## Record excerpts

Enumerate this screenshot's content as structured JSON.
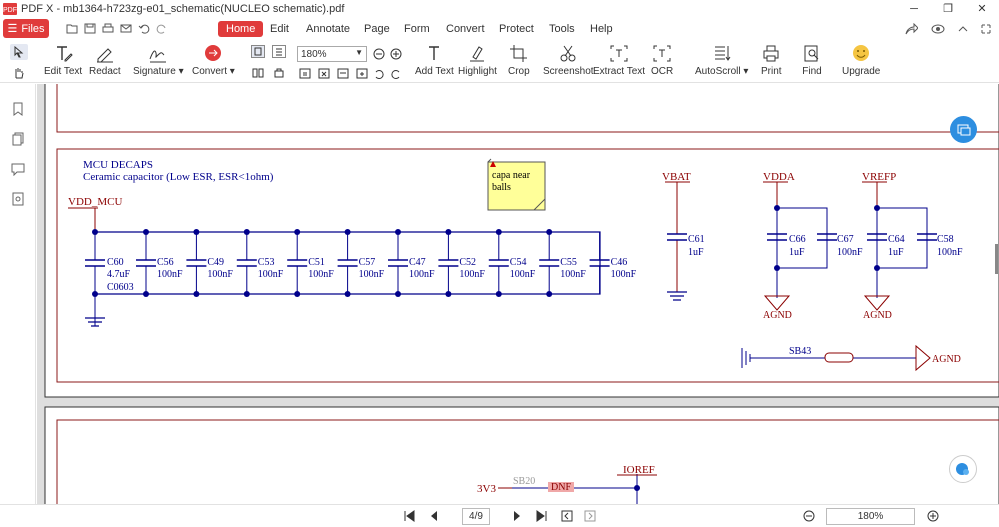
{
  "window": {
    "title": "PDF X - mb1364-h723zg-e01_schematic(NUCLEO schematic).pdf"
  },
  "menubar": {
    "files_label": "Files",
    "items": [
      "Home",
      "Edit",
      "Annotate",
      "Page",
      "Form",
      "Convert",
      "Protect",
      "Tools",
      "Help"
    ],
    "active": "Home"
  },
  "toolbar": {
    "edit_text": "Edit Text",
    "redact": "Redact",
    "signature": "Signature",
    "convert": "Convert",
    "zoom_value": "180%",
    "add_text": "Add Text",
    "highlight": "Highlight",
    "crop": "Crop",
    "screenshot": "Screenshot",
    "extract_text": "Extract Text",
    "ocr": "OCR",
    "autoscroll": "AutoScroll",
    "print": "Print",
    "find": "Find",
    "upgrade": "Upgrade"
  },
  "schematic": {
    "section_title": "MCU DECAPS",
    "section_subtitle": "Ceramic capacitor (Low ESR, ESR<1ohm)",
    "note": {
      "line1": "capa near",
      "line2": "balls"
    },
    "vdd_label": "VDD_MCU",
    "c60": {
      "name": "C60",
      "value": "4.7uF",
      "package": "C0603"
    },
    "caps": [
      {
        "name": "C56",
        "value": "100nF"
      },
      {
        "name": "C49",
        "value": "100nF"
      },
      {
        "name": "C53",
        "value": "100nF"
      },
      {
        "name": "C51",
        "value": "100nF"
      },
      {
        "name": "C57",
        "value": "100nF"
      },
      {
        "name": "C47",
        "value": "100nF"
      },
      {
        "name": "C52",
        "value": "100nF"
      },
      {
        "name": "C54",
        "value": "100nF"
      },
      {
        "name": "C55",
        "value": "100nF"
      },
      {
        "name": "C46",
        "value": "100nF"
      }
    ],
    "vbat": {
      "net": "VBAT",
      "name": "C61",
      "value": "1uF"
    },
    "vdda": {
      "net": "VDDA",
      "cap1": {
        "name": "C66",
        "value": "1uF"
      },
      "cap2": {
        "name": "C67",
        "value": "100nF"
      },
      "gnd": "AGND"
    },
    "vrefp": {
      "net": "VREFP",
      "cap1": {
        "name": "C64",
        "value": "1uF"
      },
      "cap2": {
        "name": "C58",
        "value": "100nF"
      },
      "gnd": "AGND"
    },
    "sb43": {
      "name": "SB43",
      "gnd": "AGND"
    },
    "page2": {
      "net_3v3": "3V3",
      "sb20": "SB20",
      "dnf": "DNF",
      "ioref": "IOREF"
    }
  },
  "bottombar": {
    "page_indicator": "4/9",
    "zoom": "180%"
  },
  "colors": {
    "accent": "#e03b3b",
    "wire": "#00008b",
    "net_label": "#8b0000",
    "frame": "#8b1a1a",
    "note_bg": "#ffff99"
  }
}
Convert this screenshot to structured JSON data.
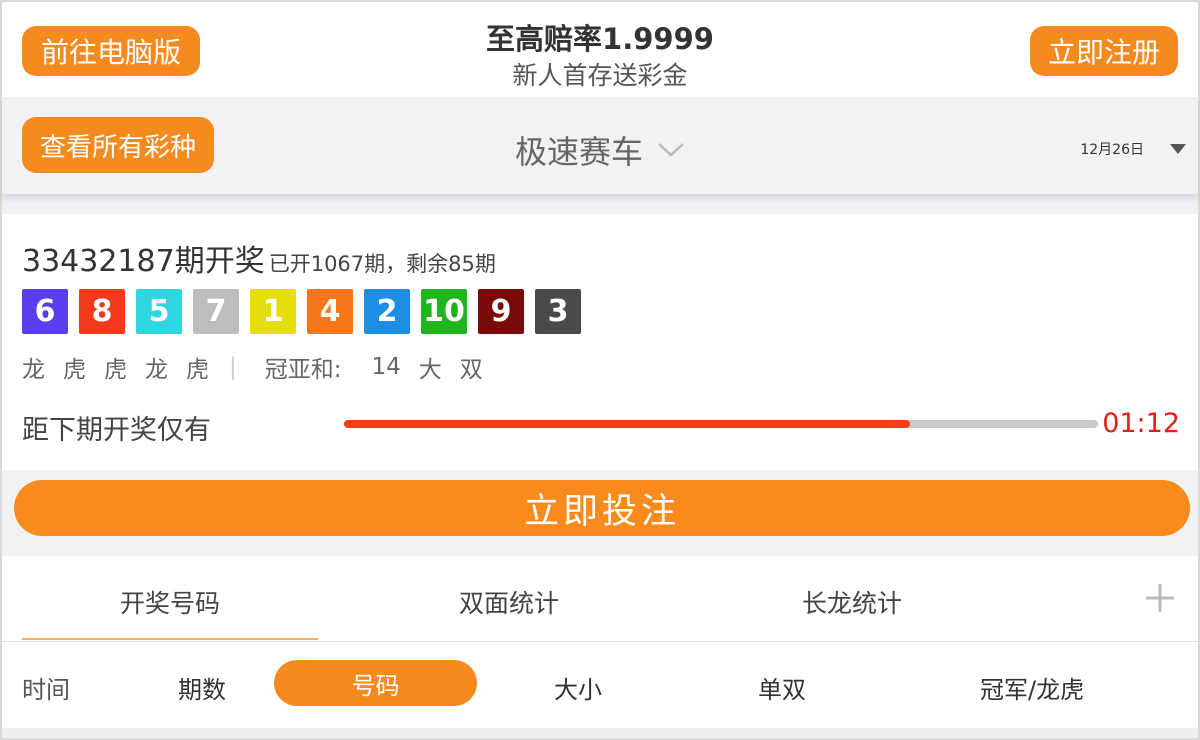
{
  "header": {
    "desktop_button": "前往电脑版",
    "promo_title": "至高赔率1.9999",
    "promo_subtitle": "新人首存送彩金",
    "register_button": "立即注册"
  },
  "selector": {
    "all_lotteries_button": "查看所有彩种",
    "lottery_name": "极速赛车",
    "date": "12月26日"
  },
  "result": {
    "issue": "33432187期开奖",
    "stats": "已开1067期，剩余85期",
    "balls": [
      {
        "num": "6",
        "color": "#5b3df0"
      },
      {
        "num": "8",
        "color": "#f4391c"
      },
      {
        "num": "5",
        "color": "#2fd6e2"
      },
      {
        "num": "7",
        "color": "#bdbdbd"
      },
      {
        "num": "1",
        "color": "#e7dd0c"
      },
      {
        "num": "4",
        "color": "#f7761a"
      },
      {
        "num": "2",
        "color": "#1d8fe3"
      },
      {
        "num": "10",
        "color": "#20b41f"
      },
      {
        "num": "9",
        "color": "#7a0a0a"
      },
      {
        "num": "3",
        "color": "#4a4a4a"
      }
    ],
    "dragon_tiger": [
      "龙",
      "虎",
      "虎",
      "龙",
      "虎"
    ],
    "separator": "|",
    "sum_label": "冠亚和:",
    "sum_value": "14",
    "sum_big_small": "大",
    "sum_odd_even": "双",
    "countdown_label": "距下期开奖仅有",
    "countdown_progress": 0.75,
    "countdown_time": "01:12"
  },
  "bet_button": "立即投注",
  "tabs": [
    "开奖号码",
    "双面统计",
    "长龙统计"
  ],
  "filters": {
    "time": "时间",
    "issue": "期数",
    "number": "号码",
    "size": "大小",
    "odd_even": "单双",
    "champion": "冠军/龙虎"
  },
  "colors": {
    "accent": "#f58a1f",
    "countdown": "#e0201a"
  }
}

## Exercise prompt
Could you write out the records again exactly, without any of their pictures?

## Response
Enumerate this screenshot's content as structured JSON.
{
  "window": {
    "title": "PDF X - mb1364-h723zg-e01_schematic(NUCLEO schematic).pdf"
  },
  "menubar": {
    "files_label": "Files",
    "items": [
      "Home",
      "Edit",
      "Annotate",
      "Page",
      "Form",
      "Convert",
      "Protect",
      "Tools",
      "Help"
    ],
    "active": "Home"
  },
  "toolbar": {
    "edit_text": "Edit Text",
    "redact": "Redact",
    "signature": "Signature",
    "convert": "Convert",
    "zoom_value": "180%",
    "add_text": "Add Text",
    "highlight": "Highlight",
    "crop": "Crop",
    "screenshot": "Screenshot",
    "extract_text": "Extract Text",
    "ocr": "OCR",
    "autoscroll": "AutoScroll",
    "print": "Print",
    "find": "Find",
    "upgrade": "Upgrade"
  },
  "schematic": {
    "section_title": "MCU DECAPS",
    "section_subtitle": "Ceramic capacitor (Low ESR, ESR<1ohm)",
    "note": {
      "line1": "capa near",
      "line2": "balls"
    },
    "vdd_label": "VDD_MCU",
    "c60": {
      "name": "C60",
      "value": "4.7uF",
      "package": "C0603"
    },
    "caps": [
      {
        "name": "C56",
        "value": "100nF"
      },
      {
        "name": "C49",
        "value": "100nF"
      },
      {
        "name": "C53",
        "value": "100nF"
      },
      {
        "name": "C51",
        "value": "100nF"
      },
      {
        "name": "C57",
        "value": "100nF"
      },
      {
        "name": "C47",
        "value": "100nF"
      },
      {
        "name": "C52",
        "value": "100nF"
      },
      {
        "name": "C54",
        "value": "100nF"
      },
      {
        "name": "C55",
        "value": "100nF"
      },
      {
        "name": "C46",
        "value": "100nF"
      }
    ],
    "vbat": {
      "net": "VBAT",
      "name": "C61",
      "value": "1uF"
    },
    "vdda": {
      "net": "VDDA",
      "cap1": {
        "name": "C66",
        "value": "1uF"
      },
      "cap2": {
        "name": "C67",
        "value": "100nF"
      },
      "gnd": "AGND"
    },
    "vrefp": {
      "net": "VREFP",
      "cap1": {
        "name": "C64",
        "value": "1uF"
      },
      "cap2": {
        "name": "C58",
        "value": "100nF"
      },
      "gnd": "AGND"
    },
    "sb43": {
      "name": "SB43",
      "gnd": "AGND"
    },
    "page2": {
      "net_3v3": "3V3",
      "sb20": "SB20",
      "dnf": "DNF",
      "ioref": "IOREF"
    }
  },
  "bottombar": {
    "page_indicator": "4/9",
    "zoom": "180%"
  },
  "colors": {
    "accent": "#e03b3b",
    "wire": "#00008b",
    "net_label": "#8b0000",
    "frame": "#8b1a1a",
    "note_bg": "#ffff99"
  }
}
Convert this screenshot to structured JSON data.
{
  "header": {
    "desktop_button": "前往电脑版",
    "promo_title": "至高赔率1.9999",
    "promo_subtitle": "新人首存送彩金",
    "register_button": "立即注册"
  },
  "selector": {
    "all_lotteries_button": "查看所有彩种",
    "lottery_name": "极速赛车",
    "date": "12月26日"
  },
  "result": {
    "issue": "33432187期开奖",
    "stats": "已开1067期，剩余85期",
    "balls": [
      {
        "num": "6",
        "color": "#5b3df0"
      },
      {
        "num": "8",
        "color": "#f4391c"
      },
      {
        "num": "5",
        "color": "#2fd6e2"
      },
      {
        "num": "7",
        "color": "#bdbdbd"
      },
      {
        "num": "1",
        "color": "#e7dd0c"
      },
      {
        "num": "4",
        "color": "#f7761a"
      },
      {
        "num": "2",
        "color": "#1d8fe3"
      },
      {
        "num": "10",
        "color": "#20b41f"
      },
      {
        "num": "9",
        "color": "#7a0a0a"
      },
      {
        "num": "3",
        "color": "#4a4a4a"
      }
    ],
    "dragon_tiger": [
      "龙",
      "虎",
      "虎",
      "龙",
      "虎"
    ],
    "separator": "|",
    "sum_label": "冠亚和:",
    "sum_value": "14",
    "sum_big_small": "大",
    "sum_odd_even": "双",
    "countdown_label": "距下期开奖仅有",
    "countdown_progress": 0.75,
    "countdown_time": "01:12"
  },
  "bet_button": "立即投注",
  "tabs": [
    "开奖号码",
    "双面统计",
    "长龙统计"
  ],
  "filters": {
    "time": "时间",
    "issue": "期数",
    "number": "号码",
    "size": "大小",
    "odd_even": "单双",
    "champion": "冠军/龙虎"
  },
  "colors": {
    "accent": "#f58a1f",
    "countdown": "#e0201a"
  }
}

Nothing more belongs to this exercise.